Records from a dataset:
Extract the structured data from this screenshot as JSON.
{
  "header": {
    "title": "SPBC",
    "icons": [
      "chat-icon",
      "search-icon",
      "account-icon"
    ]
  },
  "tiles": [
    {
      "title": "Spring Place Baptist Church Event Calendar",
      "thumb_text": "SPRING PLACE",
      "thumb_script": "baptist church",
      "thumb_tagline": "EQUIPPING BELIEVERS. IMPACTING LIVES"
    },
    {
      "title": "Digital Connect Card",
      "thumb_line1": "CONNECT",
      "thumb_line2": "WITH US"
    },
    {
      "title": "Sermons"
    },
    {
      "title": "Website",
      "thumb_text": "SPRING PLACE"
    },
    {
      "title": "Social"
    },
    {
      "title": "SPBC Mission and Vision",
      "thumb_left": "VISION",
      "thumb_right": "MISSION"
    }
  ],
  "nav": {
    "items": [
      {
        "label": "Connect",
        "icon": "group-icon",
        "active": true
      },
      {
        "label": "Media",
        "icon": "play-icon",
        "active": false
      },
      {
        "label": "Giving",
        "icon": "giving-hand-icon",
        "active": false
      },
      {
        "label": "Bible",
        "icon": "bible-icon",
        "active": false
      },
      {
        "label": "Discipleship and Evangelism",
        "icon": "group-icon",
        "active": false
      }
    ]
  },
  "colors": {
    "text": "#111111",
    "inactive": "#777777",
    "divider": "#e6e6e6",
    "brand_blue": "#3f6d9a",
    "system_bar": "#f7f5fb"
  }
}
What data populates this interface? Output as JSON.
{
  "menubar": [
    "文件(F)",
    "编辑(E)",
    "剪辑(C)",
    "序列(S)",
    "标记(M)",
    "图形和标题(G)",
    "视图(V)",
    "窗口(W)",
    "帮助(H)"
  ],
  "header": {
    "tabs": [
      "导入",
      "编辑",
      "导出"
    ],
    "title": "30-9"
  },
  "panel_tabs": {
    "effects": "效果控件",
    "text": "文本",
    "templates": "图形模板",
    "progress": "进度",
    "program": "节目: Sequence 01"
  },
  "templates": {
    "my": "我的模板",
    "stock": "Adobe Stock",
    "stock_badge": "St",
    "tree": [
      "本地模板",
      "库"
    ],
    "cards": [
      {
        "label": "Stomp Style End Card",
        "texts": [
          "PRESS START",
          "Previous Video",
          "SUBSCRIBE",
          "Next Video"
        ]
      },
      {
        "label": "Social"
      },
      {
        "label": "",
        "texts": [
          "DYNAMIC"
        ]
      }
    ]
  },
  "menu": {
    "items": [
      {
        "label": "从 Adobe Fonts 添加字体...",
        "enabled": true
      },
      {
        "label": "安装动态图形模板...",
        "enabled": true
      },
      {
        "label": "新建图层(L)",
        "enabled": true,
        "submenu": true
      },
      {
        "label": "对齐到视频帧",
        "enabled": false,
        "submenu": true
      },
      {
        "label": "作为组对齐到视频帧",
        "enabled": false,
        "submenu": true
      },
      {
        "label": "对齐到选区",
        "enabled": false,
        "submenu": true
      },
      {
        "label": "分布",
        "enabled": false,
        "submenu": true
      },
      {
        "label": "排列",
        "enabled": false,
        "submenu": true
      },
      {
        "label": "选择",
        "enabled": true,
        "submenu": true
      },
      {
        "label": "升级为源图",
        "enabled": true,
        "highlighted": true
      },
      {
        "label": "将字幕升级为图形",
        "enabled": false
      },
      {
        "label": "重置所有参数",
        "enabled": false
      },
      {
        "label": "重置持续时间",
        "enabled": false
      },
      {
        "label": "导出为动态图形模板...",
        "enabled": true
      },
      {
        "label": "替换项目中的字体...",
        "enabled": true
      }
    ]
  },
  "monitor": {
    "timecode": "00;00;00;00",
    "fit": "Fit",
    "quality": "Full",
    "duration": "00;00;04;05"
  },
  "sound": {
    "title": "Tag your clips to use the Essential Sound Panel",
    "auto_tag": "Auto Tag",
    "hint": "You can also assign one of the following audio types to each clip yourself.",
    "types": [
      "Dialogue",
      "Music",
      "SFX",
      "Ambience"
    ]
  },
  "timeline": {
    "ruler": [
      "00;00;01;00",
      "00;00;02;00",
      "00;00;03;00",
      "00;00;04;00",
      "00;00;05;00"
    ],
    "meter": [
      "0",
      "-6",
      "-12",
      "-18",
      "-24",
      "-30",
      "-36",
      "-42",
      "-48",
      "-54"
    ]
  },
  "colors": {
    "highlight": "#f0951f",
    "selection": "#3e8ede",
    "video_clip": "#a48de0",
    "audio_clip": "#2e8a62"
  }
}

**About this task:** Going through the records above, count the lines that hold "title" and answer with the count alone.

**Response to this task:** 9